Deciphering these terms, thinking about them and seeking out those who can help is all part of the alchemical process. This frustrating and sometimes infuriating process sorts the wheat from the chaff.

Fortunately we have Gurdjieff and Mouravieff who clear up some of the confusion. The parallels between alchemy, the Fourth Way and Sufism are no accident.

Let's start with the basics: Salt, Mercury & Sulfur.

Mercury: The Thinking or Intellectual Centre.
Salt: The Motor Centre.
Sulfur: The Emotional Centre.

Working on these "elements", begins the "The Great Work" which hopefully results in the formation of the Philosopher's Stone. The Philosopher's Stone is another way of describing the Magnetic Center and the formation of a permanent "Real I." Accomplishing the "Great Work" probably refers to the totality of development possible to the human form, eventually leading to "graduation" to a higher density.

Knowing the above elementary definitions makes reading alchemical text a little easier.

There are various animals used as similes, describing effects and divisions; mainly of the emotional and intellectual centers. These include the crow, the swan, the eagle, the red lion, the green lion, the salamander, the bull, the ram, the peacock, the cock, the phoenix, the pelican and the fox.

There are also plant terms used such as the oak, the rose, the lily.

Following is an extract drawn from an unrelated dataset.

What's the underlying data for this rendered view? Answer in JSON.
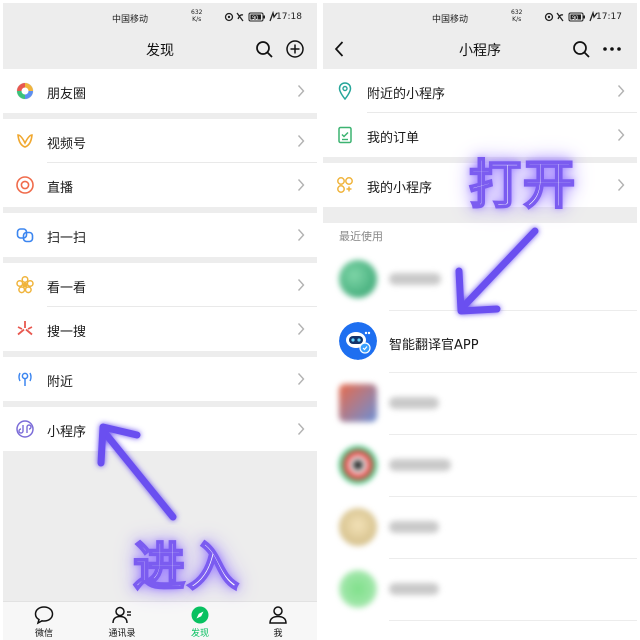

These are more than likely a substitution for the salt/sulfur/mercury trio.

Other important terms include: The Prime Matter (prima materia), The Black Cloud, The Virgin's Milk, The Secret Stream, The Philosopher's Dew, the sun, the moon, the stars, Universal Spirit, iron, gold, silver, lead.

See also